British Haflinger horses may have to be renamed “blonde horses” if the breed society can’t patch up relations with its Austrian mother studbook — the Haflinger Pferdezuchverband Tirol (HPT) — before March.
Under a rule of the Austrian body, only World Haflinger Federation (WHF) judges, who judge a minimum of 250 horses per year and have at least four years’ experience, can carry out gradings and inspections.
This led to all but two of the Haflinger Society of GB (HSGB) judges getting downgraded in a crackdown earlier this year.
But the HSGB continues to use unqualified judges, claims the director of the HPT Johannes Schweisgut, who is threatening to sever ties with the HSGB and prevent horses graded by them being deemed Haflingers.
The HSGB denies this, saying the unqualified judges are only at gradings to assist and for training, and all decisions are made by WHF inspectors.
But Mr Schweisgut told H&H: “Photographs of gradings show six people [judging] and I am getting complaints.”
In August, Mr Schweisgut asked the HSGB to start training new British inspectors and, in the meantime, to use foreign experts to judge their horses.
He claims to have removed the HSGB’s right to use the edelweiss — a brand denoting a pure-bred Haflinger — and has threatened to ask Defra to take away its studbook status if it uses unqualified inspectors in next spring’s gradings.
Mr Schweisgut added: “I hope we can sort this out, but if the inspectors have insufficient knowledge, it can do great damage to the breed.”
Britain’s two qualified inspectors are former HSGB vice-chair John Newman and Tom Crane, who plans to retire.
Mr Newman told H&H: “As a breeder, I think this is a serious matter. If we lose studbook status our animals will not be registered Haflingers.”
He resigned from the society and has been advised, by Mr Schweisgut, not to judge the March gradings unless the HSGB comes into line.
But HSGB secretary Carolyn Hallett does not believe there is a crisis. She said the matter will be discussed at the AGM in January but says the society already conforms to HPT’s rules.
“We would be very grateful to have a rational conversation with Mr Schweisgut but he will not speak to us,” she added.

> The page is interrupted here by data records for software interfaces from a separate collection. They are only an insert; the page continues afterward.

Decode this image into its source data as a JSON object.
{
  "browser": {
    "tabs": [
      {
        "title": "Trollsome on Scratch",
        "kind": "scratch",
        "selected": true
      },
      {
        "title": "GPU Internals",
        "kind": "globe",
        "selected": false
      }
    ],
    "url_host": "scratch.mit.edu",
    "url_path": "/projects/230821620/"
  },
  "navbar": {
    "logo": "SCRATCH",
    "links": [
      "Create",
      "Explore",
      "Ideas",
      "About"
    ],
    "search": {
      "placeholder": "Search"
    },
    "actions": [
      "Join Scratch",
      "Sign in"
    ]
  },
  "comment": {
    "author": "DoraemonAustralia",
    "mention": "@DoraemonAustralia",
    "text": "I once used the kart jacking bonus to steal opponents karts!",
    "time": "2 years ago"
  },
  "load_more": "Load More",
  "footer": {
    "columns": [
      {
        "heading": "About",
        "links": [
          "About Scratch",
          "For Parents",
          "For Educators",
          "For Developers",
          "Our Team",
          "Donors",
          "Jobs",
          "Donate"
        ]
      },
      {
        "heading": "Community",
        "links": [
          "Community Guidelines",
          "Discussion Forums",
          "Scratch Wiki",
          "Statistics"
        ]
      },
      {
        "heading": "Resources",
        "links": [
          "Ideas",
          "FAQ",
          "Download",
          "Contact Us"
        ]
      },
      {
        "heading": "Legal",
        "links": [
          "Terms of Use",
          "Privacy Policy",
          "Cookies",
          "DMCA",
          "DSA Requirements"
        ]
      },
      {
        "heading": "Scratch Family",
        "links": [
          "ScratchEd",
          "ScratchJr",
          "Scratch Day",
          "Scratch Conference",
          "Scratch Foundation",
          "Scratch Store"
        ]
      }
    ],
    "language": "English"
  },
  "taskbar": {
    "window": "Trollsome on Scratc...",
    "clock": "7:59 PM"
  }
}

A spokesman for Defra said: “We await the outcome of discussions, but have no plans
to remove [studbook] approval at present.”

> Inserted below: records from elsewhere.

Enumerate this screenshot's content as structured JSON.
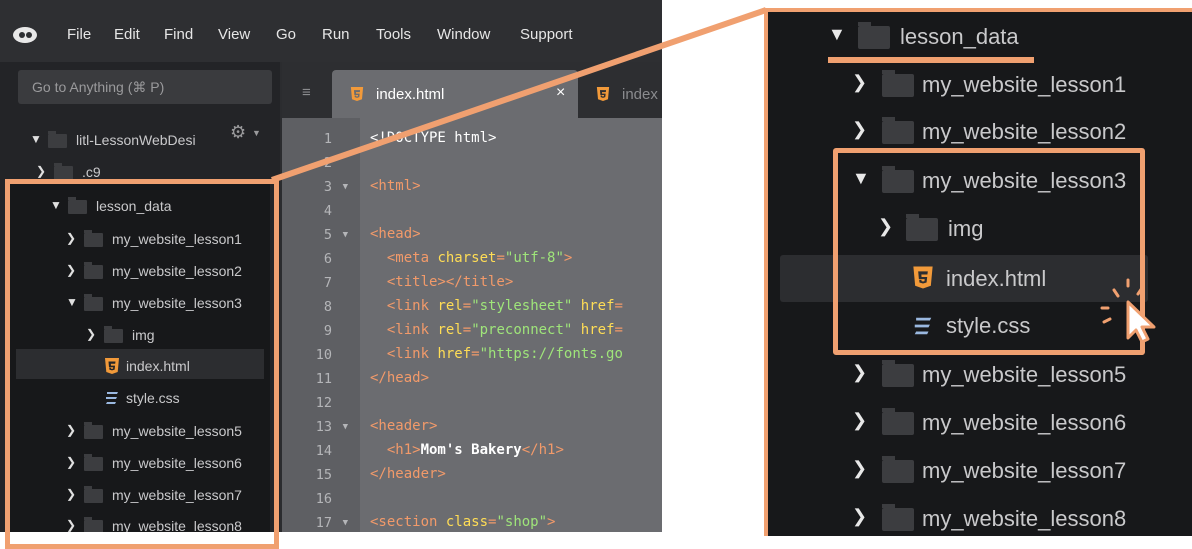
{
  "menubar": {
    "items": [
      "File",
      "Edit",
      "Find",
      "View",
      "Go",
      "Run",
      "Tools",
      "Window",
      "Support"
    ]
  },
  "search": {
    "placeholder": "Go to Anything (⌘ P)"
  },
  "sidebar": {
    "workspace": "litl-LessonWebDesi",
    "items": [
      {
        "label": ".c9"
      },
      {
        "label": "lesson_data"
      },
      {
        "label": "my_website_lesson1"
      },
      {
        "label": "my_website_lesson2"
      },
      {
        "label": "my_website_lesson3"
      },
      {
        "label": "img"
      },
      {
        "label": "index.html"
      },
      {
        "label": "style.css"
      },
      {
        "label": "my_website_lesson5"
      },
      {
        "label": "my_website_lesson6"
      },
      {
        "label": "my_website_lesson7"
      },
      {
        "label": "my_website_lesson8"
      }
    ]
  },
  "editor": {
    "tabs": [
      {
        "label": "index.html"
      },
      {
        "label": "index"
      }
    ],
    "line_numbers": [
      "1",
      "2",
      "3",
      "4",
      "5",
      "6",
      "7",
      "8",
      "9",
      "10",
      "11",
      "12",
      "13",
      "14",
      "15",
      "16",
      "17"
    ]
  },
  "zoom": {
    "items": [
      {
        "label": "lesson_data"
      },
      {
        "label": "my_website_lesson1"
      },
      {
        "label": "my_website_lesson2"
      },
      {
        "label": "my_website_lesson3"
      },
      {
        "label": "img"
      },
      {
        "label": "index.html"
      },
      {
        "label": "style.css"
      },
      {
        "label": "my_website_lesson5"
      },
      {
        "label": "my_website_lesson6"
      },
      {
        "label": "my_website_lesson7"
      },
      {
        "label": "my_website_lesson8"
      }
    ]
  },
  "colors": {
    "highlight": "#f0a070",
    "html_icon": "#f29a3a",
    "css_icon": "#9ab8e0"
  }
}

This news story was first published in Horse & Hound (22 October, ’09)